Images aside, return all the entries exactly.

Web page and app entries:

──────

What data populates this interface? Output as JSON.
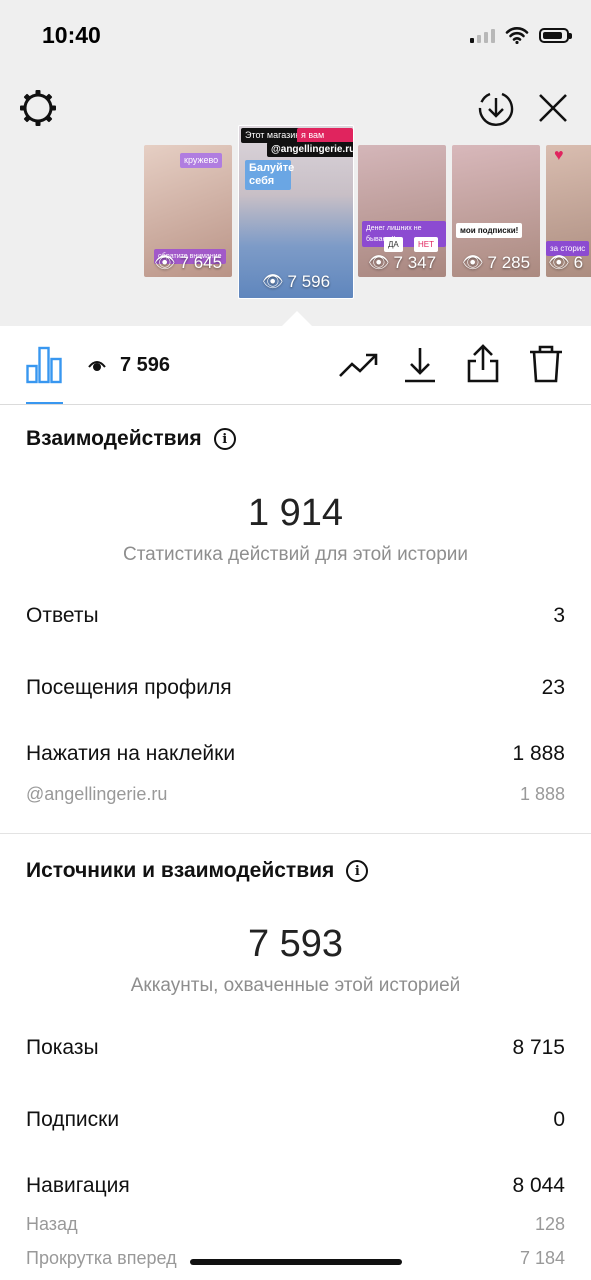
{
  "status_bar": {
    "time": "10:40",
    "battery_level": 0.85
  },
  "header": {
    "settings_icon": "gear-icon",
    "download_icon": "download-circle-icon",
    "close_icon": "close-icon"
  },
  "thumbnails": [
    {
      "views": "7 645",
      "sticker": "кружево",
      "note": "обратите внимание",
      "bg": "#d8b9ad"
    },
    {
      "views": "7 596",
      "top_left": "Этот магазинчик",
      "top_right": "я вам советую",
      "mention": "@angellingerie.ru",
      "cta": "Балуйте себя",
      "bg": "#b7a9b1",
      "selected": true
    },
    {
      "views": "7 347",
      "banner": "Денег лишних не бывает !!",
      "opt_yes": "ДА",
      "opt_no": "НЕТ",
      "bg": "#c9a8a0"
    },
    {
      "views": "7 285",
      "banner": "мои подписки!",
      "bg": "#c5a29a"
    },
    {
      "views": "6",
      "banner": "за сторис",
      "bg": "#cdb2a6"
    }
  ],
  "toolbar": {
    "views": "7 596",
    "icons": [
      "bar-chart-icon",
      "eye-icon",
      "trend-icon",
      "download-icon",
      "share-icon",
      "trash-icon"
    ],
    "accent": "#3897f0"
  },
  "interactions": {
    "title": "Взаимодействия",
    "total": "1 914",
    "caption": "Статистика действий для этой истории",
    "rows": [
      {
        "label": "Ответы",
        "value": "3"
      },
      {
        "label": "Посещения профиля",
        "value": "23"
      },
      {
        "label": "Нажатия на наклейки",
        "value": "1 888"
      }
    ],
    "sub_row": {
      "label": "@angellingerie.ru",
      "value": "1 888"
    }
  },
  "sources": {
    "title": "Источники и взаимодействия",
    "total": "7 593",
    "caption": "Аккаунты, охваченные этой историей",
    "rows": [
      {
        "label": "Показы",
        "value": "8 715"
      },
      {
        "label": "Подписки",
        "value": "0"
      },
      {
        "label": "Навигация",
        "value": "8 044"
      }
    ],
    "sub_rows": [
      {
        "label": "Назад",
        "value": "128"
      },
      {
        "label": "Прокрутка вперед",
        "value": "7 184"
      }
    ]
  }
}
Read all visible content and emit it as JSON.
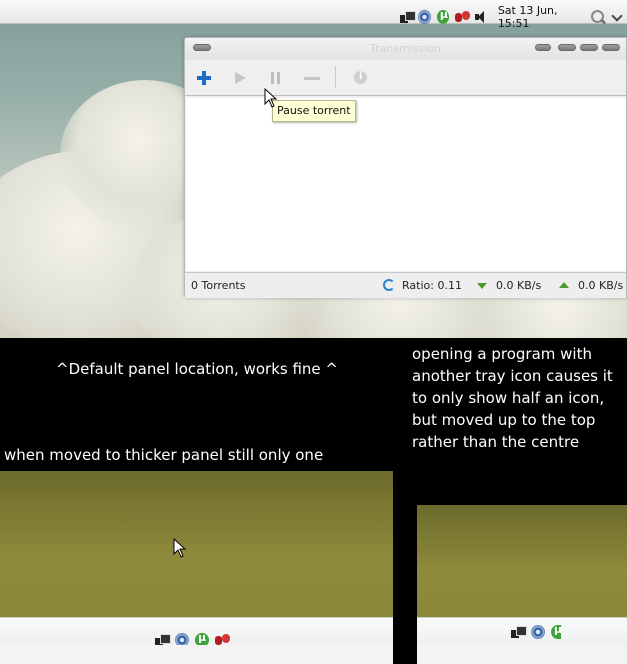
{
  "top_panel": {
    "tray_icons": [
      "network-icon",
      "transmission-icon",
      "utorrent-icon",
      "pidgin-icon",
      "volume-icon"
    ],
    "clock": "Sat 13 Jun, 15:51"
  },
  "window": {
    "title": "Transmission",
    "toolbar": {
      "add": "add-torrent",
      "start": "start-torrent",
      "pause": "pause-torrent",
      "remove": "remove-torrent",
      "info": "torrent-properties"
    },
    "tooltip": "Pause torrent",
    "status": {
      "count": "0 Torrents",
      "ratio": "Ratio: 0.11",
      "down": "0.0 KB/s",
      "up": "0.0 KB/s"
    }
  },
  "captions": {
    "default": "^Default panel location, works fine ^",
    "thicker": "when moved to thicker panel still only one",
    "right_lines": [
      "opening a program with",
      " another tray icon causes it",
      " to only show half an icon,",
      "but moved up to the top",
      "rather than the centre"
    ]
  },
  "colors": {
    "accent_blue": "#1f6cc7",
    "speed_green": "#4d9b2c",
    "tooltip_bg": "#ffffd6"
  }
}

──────

### TASK RESPONSE
What data populates this interface? Output as JSON.
{
  "status_bar": {
    "time": "10:40",
    "battery_level": 0.85
  },
  "header": {
    "settings_icon": "gear-icon",
    "download_icon": "download-circle-icon",
    "close_icon": "close-icon"
  },
  "thumbnails": [
    {
      "views": "7 645",
      "sticker": "кружево",
      "note": "обратите внимание",
      "bg": "#d8b9ad"
    },
    {
      "views": "7 596",
      "top_left": "Этот магазинчик",
      "top_right": "я вам советую",
      "mention": "@angellingerie.ru",
      "cta": "Балуйте себя",
      "bg": "#b7a9b1",
      "selected": true
    },
    {
      "views": "7 347",
      "banner": "Денег лишних не бывает !!",
      "opt_yes": "ДА",
      "opt_no": "НЕТ",
      "bg": "#c9a8a0"
    },
    {
      "views": "7 285",
      "banner": "мои подписки!",
      "bg": "#c5a29a"
    },
    {
      "views": "6",
      "banner": "за сторис",
      "bg": "#cdb2a6"
    }
  ],
  "toolbar": {
    "views": "7 596",
    "icons": [
      "bar-chart-icon",
      "eye-icon",
      "trend-icon",
      "download-icon",
      "share-icon",
      "trash-icon"
    ],
    "accent": "#3897f0"
  },
  "interactions": {
    "title": "Взаимодействия",
    "total": "1 914",
    "caption": "Статистика действий для этой истории",
    "rows": [
      {
        "label": "Ответы",
        "value": "3"
      },
      {
        "label": "Посещения профиля",
        "value": "23"
      },
      {
        "label": "Нажатия на наклейки",
        "value": "1 888"
      }
    ],
    "sub_row": {
      "label": "@angellingerie.ru",
      "value": "1 888"
    }
  },
  "sources": {
    "title": "Источники и взаимодействия",
    "total": "7 593",
    "caption": "Аккаунты, охваченные этой историей",
    "rows": [
      {
        "label": "Показы",
        "value": "8 715"
      },
      {
        "label": "Подписки",
        "value": "0"
      },
      {
        "label": "Навигация",
        "value": "8 044"
      }
    ],
    "sub_rows": [
      {
        "label": "Назад",
        "value": "128"
      },
      {
        "label": "Прокрутка вперед",
        "value": "7 184"
      }
    ]
  }
}
Read all visible content and emit it as JSON.
{
  "top_panel": {
    "tray_icons": [
      "network-icon",
      "transmission-icon",
      "utorrent-icon",
      "pidgin-icon",
      "volume-icon"
    ],
    "clock": "Sat 13 Jun, 15:51"
  },
  "window": {
    "title": "Transmission",
    "toolbar": {
      "add": "add-torrent",
      "start": "start-torrent",
      "pause": "pause-torrent",
      "remove": "remove-torrent",
      "info": "torrent-properties"
    },
    "tooltip": "Pause torrent",
    "status": {
      "count": "0 Torrents",
      "ratio": "Ratio: 0.11",
      "down": "0.0 KB/s",
      "up": "0.0 KB/s"
    }
  },
  "captions": {
    "default": "^Default panel location, works fine ^",
    "thicker": "when moved to thicker panel still only one",
    "right_lines": [
      "opening a program with",
      " another tray icon causes it",
      " to only show half an icon,",
      "but moved up to the top",
      "rather than the centre"
    ]
  },
  "colors": {
    "accent_blue": "#1f6cc7",
    "speed_green": "#4d9b2c",
    "tooltip_bg": "#ffffd6"
  }
}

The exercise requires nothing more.